After anchovy production fell 2.2 million tons last year, Peru’s commercial fishing industry is expected to increase its annual catch by at least 30 percent in 2015.
In 2014, the first fishing season only caught 68 percent of its quota. The Peruvian government did not authorize a second commercial fishing season in order to mature a disproportionately young population. Total anchovy production amounted to less than half of output in recent years.
Peru is the world’s leading producer of anchovies, which are used to make fishmeal and fish oil. The anchovy species lives in cold waters. The climate phenomenon known as El Niño has warmed the Pacific in recent years, depressing anchovy populations.
“The warming of the waters and the disruption to the local anchovy is a thing of the past, at least for now,” said Peru’s vice minister of fishing, Juan Requejo. He predicted an increase of at least 30 percent on last year, a prediction he calls “very conservative.”
The first commercial fishing season will begin March 26 and continue until June 30. Requejo said the government will conduct a study to determine the age of the anchovy population.

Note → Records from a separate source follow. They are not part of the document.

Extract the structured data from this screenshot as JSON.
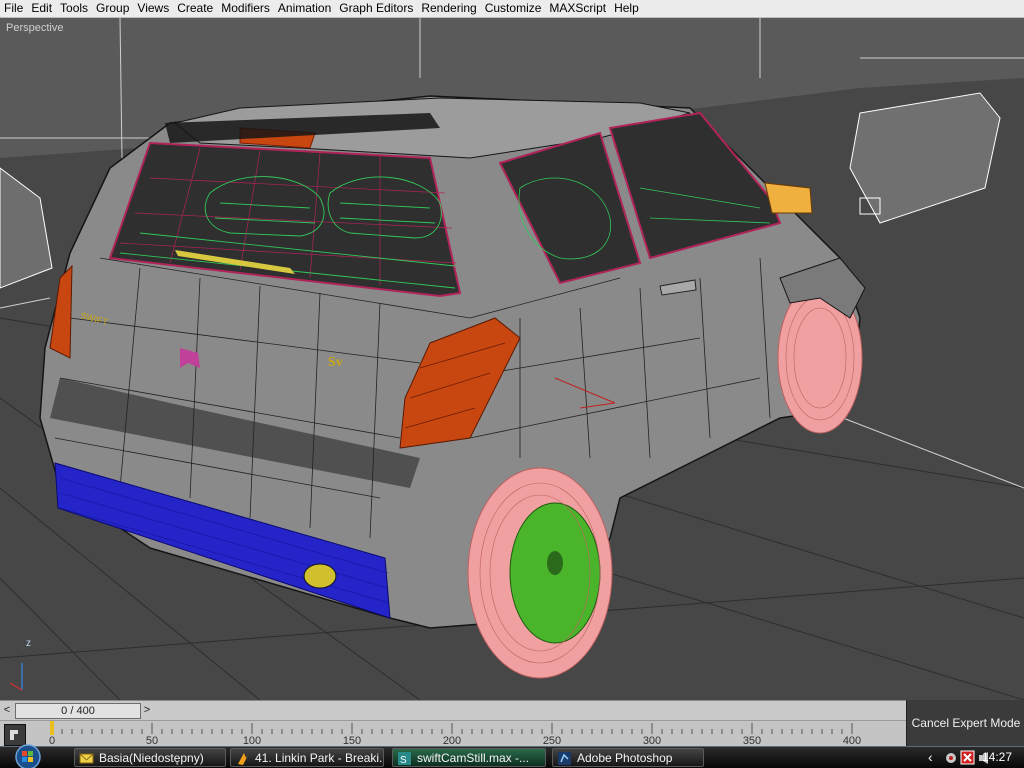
{
  "menubar": {
    "items": [
      {
        "label": "File"
      },
      {
        "label": "Edit"
      },
      {
        "label": "Tools"
      },
      {
        "label": "Group"
      },
      {
        "label": "Views"
      },
      {
        "label": "Create"
      },
      {
        "label": "Modifiers"
      },
      {
        "label": "Animation"
      },
      {
        "label": "Graph Editors"
      },
      {
        "label": "Rendering"
      },
      {
        "label": "Customize"
      },
      {
        "label": "MAXScript"
      },
      {
        "label": "Help"
      }
    ]
  },
  "viewport": {
    "label": "Perspective",
    "axis_label": "z"
  },
  "timeslider": {
    "prev": "<",
    "position": "0 / 400",
    "next": ">"
  },
  "trackbar": {
    "ticks": [
      "0",
      "50",
      "100",
      "150",
      "200",
      "250",
      "300",
      "350",
      "400"
    ]
  },
  "expert_button": "Cancel Expert Mode",
  "taskbar": {
    "tasks": [
      {
        "label": "Basia(Niedostępny)",
        "icon": "mail-icon"
      },
      {
        "label": "41. Linkin Park - Breaki...",
        "icon": "winamp-icon"
      },
      {
        "label": "swiftCamStill.max    -...",
        "icon": "3dsmax-icon"
      },
      {
        "label": "Adobe Photoshop",
        "icon": "photoshop-icon"
      }
    ],
    "tray_chevron": "‹",
    "clock": "14:27"
  },
  "colors": {
    "menubar": "#ececec",
    "viewport": "#474747",
    "car_body": "#8a8a8a",
    "wireframe_glass": "#b0245a",
    "interior_wire": "#32c85a",
    "tire": "#f0a0a0",
    "rim": "#4ab52a",
    "bumper_blue": "#2424c8",
    "taillight": "#c84610"
  }
}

If a high percentage of young anchovies are discovered, the fishing season may be delayed a couple weeks. The study will take place between March 12 and March 16.
However Requejo expects a robust production in 2015. “If current conditions are maintained, we are talking about 2 million to 2.5 million tons … There will be a lot of fishing,” Requejo.
Peru produces almost 30 percent of the world’s fishmeal. The cold currents of the Humboldt Current produce high levels of plankton, which anchovies feed on, along Peru’s coast. Protein-rich fishmeal is primarily exported to Europe and Asia as food for livestock.
Pesca de anchoveta aumentaría en un 30% durante el 2015 (El Comercio)